The older we get, the better we sleep: Study
Sleep behaviours change over time and as people grow old, it is generally seen that they sleep less. A new study in this field has suggested that as we grow older our sleep quality improves while the amount of time we spend sleeping diminishes.
A team of researchers from Switzerland investigated this aspect by combining questionnaires that relied on participants’ self-reporting and actual observation of their sleep. They worked with 6,733 participants from Lausanne between the ages of 35 and 75 who were thought to be free of sleep disorders, the researchers conducted polysomnography (PSG) on 2,160 of them.
“Older subjects complain less about sleepiness, and pathological sleepiness is significantly lower than younger subjects,” write the researchers, indicating that we may require less sleep as we age.

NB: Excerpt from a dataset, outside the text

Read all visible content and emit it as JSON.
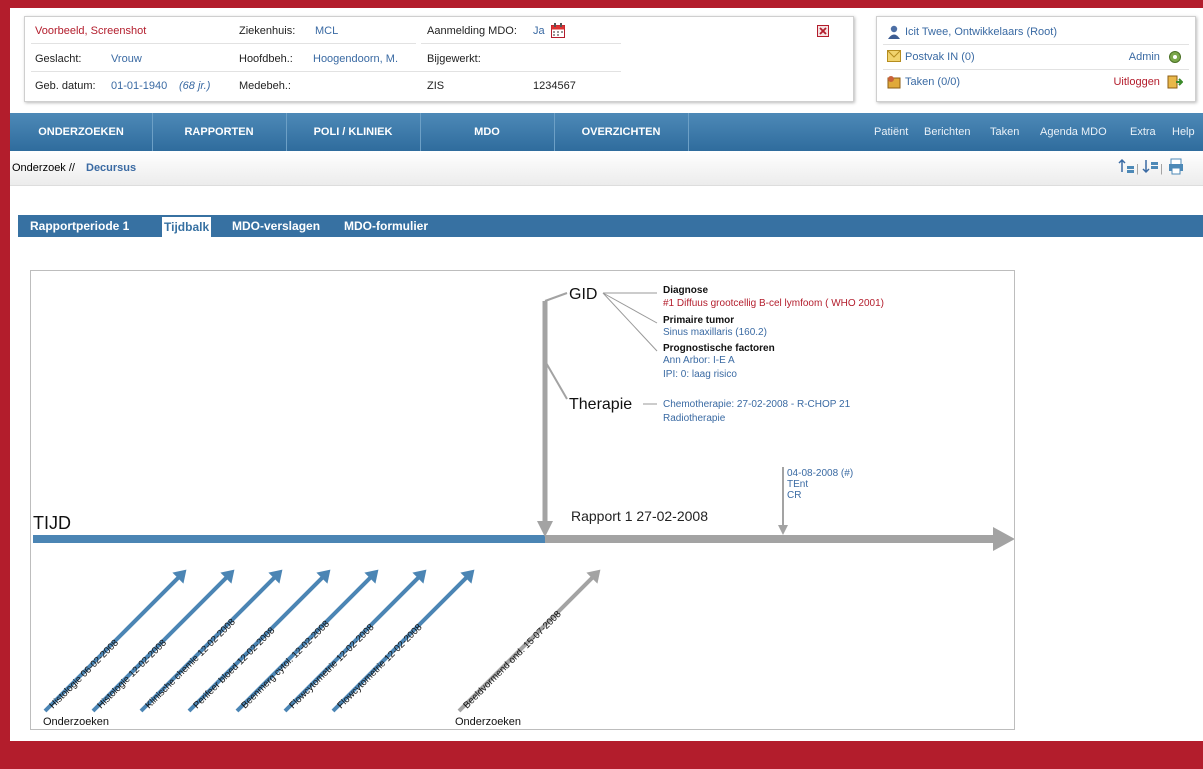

It is generally observed that old people tend to wake up early in the morning and the same was corroborated by the study wherein authors note that growing older means becoming more of a morning person over time. Despite the reduced sleeping hours, very few old people actually complain about daytime sleepiness.
The study further found that it takes longer for women to fall asleep at night as they age, with the oldest female participants tossed and turned the most. For both men and women, older people wake up more easily than young people, despite the improved sleep quality and functioning during the day.
“One possible explanation for better rating of daytime and sleep quality is an adaptation of expectations about sleep in older populations, or an acclimatization to sleep changes over time,” says co-author Gianina Luca of the University of Lausanne.
PSG technology records biophysical events that occur while you sleep, such as measuring the quantity and velocity of eye movements during the deep “rapid eye movement” (REM) phase of sleep.
Of this group, only 1,147 were considered free of sleep disorders after the polysomnography tests.
The researchers passed questionnaires to 5,064 of the participants, which revealed that only 2,966 were without sleep disorders.
The study, which has implications for how rampant sleep disorders are becoming, was published in the journal Taylor & Francis.